TASK INPUTS:
====

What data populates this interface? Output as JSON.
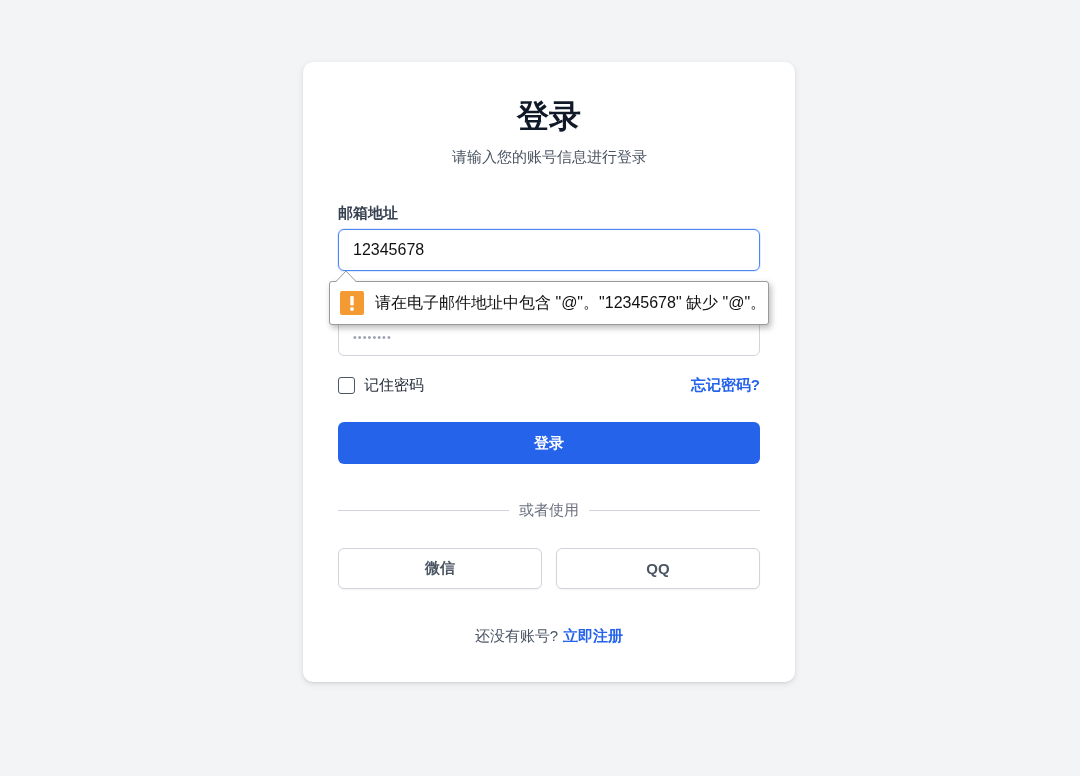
{
  "header": {
    "title": "登录",
    "subtitle": "请输入您的账号信息进行登录"
  },
  "email": {
    "label": "邮箱地址",
    "value": "12345678",
    "focused": true
  },
  "validation_tooltip": {
    "message": "请在电子邮件地址中包含 \"@\"。\"12345678\" 缺少 \"@\"。"
  },
  "password": {
    "placeholder": "••••••••"
  },
  "remember_me": {
    "label": "记住密码",
    "checked": false
  },
  "forgot_link": "忘记密码?",
  "submit_button": "登录",
  "divider": "或者使用",
  "social_buttons": [
    "微信",
    "QQ"
  ],
  "footer": {
    "text": "还没有账号?",
    "link": "立即注册"
  }
}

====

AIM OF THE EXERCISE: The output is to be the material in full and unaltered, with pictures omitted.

ANSWER SPACE:
What data populates this interface? Output as JSON.
{
  "header": {
    "title": "登录",
    "subtitle": "请输入您的账号信息进行登录"
  },
  "email": {
    "label": "邮箱地址",
    "value": "12345678",
    "focused": true
  },
  "validation_tooltip": {
    "message": "请在电子邮件地址中包含 \"@\"。\"12345678\" 缺少 \"@\"。"
  },
  "password": {
    "placeholder": "••••••••"
  },
  "remember_me": {
    "label": "记住密码",
    "checked": false
  },
  "forgot_link": "忘记密码?",
  "submit_button": "登录",
  "divider": "或者使用",
  "social_buttons": [
    "微信",
    "QQ"
  ],
  "footer": {
    "text": "还没有账号?",
    "link": "立即注册"
  }
}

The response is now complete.